The documentary will make its world premiere in New York and Los Angeles on September 6 and will go nationwide on September 12 in a partnership with Fathom Events.
Directors: Roger Hinze, Michael William Miles
Distributor: Atlas Distribution
In another racing documentary, Roger Hinze and Michael William Miles chronicle another side of the sport: the story of medical and safety professionals who refused to accept the high mortality rate among American race car drivers. This fundamentally alters the history of motorsports.
Rapid Response follows medical student and racing fan Stephen Olvey. While volunteering at the Indianapolis 500, Olvey saw fatal accidents with a very disappointing lack of medical care. And from this, he knew something had to change. He went on a 30-year journey to make this change happen in the world of motorsports. With a team of gifted safety and medical professionals, Olvey took motorsports from being one of the most deadly sports to one of the safest.
The docu features interviews with Dr. Olvey and Dr. Trammell as well as Mario Andretti, Bobby Unser, Al Unser, Parnelli Jones, and Rick Mears.
The film is set to open in select theaters in Texas, Tennessee, Missouri, Kansas, Indiana and Illinois. It will expand in the following weeks.
Director: Simon Hunter
Writer: Elizabeth O’Halloran
Cast: Sheila Hancock, Kevin Guthrie, Amy Manson, Paul Brannigan, Wendy Morgan
Distributor: Music Box Films
The British drama from director Simon Hunter and screenwriter Elizabeth O’Halloran debuted in 2017 at the Edinburgh International Film Festival and has since made its way through the festival circuit, garnering a good reception. The film is ready for the masses as it will make its world premiere on September 6.
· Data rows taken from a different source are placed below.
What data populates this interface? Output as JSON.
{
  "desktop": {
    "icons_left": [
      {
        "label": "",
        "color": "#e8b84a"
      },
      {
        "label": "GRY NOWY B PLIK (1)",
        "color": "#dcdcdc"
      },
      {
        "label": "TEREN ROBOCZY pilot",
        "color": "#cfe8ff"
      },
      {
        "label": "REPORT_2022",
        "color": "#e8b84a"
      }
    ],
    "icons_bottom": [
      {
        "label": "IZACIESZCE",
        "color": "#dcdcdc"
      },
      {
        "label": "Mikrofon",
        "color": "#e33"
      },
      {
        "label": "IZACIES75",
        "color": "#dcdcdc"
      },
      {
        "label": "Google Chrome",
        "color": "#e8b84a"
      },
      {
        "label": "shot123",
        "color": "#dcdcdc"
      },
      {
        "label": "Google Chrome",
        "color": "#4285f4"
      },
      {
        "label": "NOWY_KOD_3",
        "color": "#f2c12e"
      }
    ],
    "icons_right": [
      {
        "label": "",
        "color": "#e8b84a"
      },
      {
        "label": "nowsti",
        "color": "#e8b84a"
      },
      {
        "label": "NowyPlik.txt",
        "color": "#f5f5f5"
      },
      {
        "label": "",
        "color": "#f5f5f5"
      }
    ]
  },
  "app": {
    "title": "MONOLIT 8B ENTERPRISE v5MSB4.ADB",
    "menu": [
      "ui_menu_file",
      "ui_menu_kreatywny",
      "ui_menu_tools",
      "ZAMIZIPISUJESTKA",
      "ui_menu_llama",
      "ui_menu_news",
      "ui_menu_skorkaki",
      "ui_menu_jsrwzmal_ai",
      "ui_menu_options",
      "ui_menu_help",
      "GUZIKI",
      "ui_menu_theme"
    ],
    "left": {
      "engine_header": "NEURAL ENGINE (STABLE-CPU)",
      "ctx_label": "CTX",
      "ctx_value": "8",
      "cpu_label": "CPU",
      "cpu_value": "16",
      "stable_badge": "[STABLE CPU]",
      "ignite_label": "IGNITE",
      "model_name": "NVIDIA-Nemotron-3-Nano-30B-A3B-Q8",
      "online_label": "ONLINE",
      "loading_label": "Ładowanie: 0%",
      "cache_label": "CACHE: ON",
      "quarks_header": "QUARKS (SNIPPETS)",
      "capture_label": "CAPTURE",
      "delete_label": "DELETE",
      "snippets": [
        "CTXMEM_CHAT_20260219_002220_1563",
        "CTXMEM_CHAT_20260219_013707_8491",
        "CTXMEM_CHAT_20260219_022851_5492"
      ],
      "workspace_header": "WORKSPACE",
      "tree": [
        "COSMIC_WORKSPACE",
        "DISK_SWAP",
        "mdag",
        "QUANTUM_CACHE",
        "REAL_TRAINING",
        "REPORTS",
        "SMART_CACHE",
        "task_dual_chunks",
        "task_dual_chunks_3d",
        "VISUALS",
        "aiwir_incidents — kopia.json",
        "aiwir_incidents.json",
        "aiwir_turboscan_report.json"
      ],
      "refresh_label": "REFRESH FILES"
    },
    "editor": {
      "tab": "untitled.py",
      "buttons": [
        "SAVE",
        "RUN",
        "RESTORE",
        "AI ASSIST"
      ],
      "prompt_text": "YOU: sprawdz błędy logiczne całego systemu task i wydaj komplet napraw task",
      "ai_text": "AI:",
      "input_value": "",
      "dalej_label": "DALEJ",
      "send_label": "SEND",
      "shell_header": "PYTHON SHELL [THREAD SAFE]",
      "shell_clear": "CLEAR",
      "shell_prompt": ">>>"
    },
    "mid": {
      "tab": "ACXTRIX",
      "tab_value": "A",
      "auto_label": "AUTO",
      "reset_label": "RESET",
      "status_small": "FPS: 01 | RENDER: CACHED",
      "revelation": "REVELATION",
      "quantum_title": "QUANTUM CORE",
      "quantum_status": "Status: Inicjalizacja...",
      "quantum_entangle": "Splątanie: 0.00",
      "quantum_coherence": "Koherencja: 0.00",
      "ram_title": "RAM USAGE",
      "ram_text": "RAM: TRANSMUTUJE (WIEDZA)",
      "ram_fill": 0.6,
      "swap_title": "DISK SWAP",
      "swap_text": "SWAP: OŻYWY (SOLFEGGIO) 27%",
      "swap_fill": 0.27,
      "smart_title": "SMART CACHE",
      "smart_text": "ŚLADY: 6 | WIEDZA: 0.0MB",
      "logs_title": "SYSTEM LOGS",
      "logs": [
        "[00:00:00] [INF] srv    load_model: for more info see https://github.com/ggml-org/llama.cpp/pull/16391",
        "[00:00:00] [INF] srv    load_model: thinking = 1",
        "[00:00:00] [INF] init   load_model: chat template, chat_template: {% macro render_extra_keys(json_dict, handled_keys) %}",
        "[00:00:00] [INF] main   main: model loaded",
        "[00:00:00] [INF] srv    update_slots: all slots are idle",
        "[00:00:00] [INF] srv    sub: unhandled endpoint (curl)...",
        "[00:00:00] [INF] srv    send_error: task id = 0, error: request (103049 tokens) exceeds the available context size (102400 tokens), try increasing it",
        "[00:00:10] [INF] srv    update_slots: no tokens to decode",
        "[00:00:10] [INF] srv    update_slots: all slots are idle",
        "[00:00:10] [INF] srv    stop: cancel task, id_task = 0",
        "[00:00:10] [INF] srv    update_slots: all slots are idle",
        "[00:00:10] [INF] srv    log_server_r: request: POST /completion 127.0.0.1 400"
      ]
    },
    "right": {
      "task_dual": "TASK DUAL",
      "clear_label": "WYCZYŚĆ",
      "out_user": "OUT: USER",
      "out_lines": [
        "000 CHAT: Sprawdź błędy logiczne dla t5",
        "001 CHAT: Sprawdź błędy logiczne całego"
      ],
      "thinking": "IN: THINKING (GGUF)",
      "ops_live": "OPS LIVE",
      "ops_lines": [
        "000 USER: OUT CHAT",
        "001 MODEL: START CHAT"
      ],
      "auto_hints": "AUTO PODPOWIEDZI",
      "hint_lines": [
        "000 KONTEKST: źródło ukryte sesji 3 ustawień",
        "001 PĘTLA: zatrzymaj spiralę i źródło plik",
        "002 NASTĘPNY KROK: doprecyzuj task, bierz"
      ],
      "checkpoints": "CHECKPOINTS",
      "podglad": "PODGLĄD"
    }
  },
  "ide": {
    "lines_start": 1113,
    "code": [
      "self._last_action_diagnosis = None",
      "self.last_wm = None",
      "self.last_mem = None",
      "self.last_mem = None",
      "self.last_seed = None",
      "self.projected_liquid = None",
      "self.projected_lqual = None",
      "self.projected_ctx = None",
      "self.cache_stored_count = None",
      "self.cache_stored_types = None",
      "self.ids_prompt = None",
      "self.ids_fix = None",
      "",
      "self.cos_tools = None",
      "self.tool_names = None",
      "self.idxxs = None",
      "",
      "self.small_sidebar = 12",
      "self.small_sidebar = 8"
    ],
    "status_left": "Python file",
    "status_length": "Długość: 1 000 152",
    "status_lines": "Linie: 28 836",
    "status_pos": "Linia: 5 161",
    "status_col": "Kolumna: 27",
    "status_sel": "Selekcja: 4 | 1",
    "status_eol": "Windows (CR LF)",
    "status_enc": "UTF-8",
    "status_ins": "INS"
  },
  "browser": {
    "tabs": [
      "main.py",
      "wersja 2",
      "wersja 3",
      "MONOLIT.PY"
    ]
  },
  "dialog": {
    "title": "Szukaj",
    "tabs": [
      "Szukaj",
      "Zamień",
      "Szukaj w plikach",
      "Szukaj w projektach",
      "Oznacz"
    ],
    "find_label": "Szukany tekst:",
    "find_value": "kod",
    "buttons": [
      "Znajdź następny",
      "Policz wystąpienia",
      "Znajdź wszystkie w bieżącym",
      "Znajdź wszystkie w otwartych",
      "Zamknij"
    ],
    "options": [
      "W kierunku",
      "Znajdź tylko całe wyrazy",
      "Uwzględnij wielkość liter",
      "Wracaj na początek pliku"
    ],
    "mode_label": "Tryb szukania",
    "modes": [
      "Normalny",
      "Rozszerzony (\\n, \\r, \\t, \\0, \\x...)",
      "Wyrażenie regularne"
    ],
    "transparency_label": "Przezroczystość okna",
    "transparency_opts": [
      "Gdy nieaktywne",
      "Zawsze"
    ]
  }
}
Edie follows the title character played by Sheila Hancock whose husband has died. She has finally broke free from his control and aims to be her own woman after refusing her daughter’s request that she go into assisted living. Instead, she embarks on long-for adventure: a trip to the Scottish Highlands to climb the world-famous Mt. Suilven. While living her best life she hires young camping shop owner Jonny (Kevin Guthrie) to be her guide. Despite the generational differences, Jonny encourages Edie to fulfill her dream.
Edie is set to open in seven theaters in New York, Arizona, California and Florida with a rollout in the following weeks.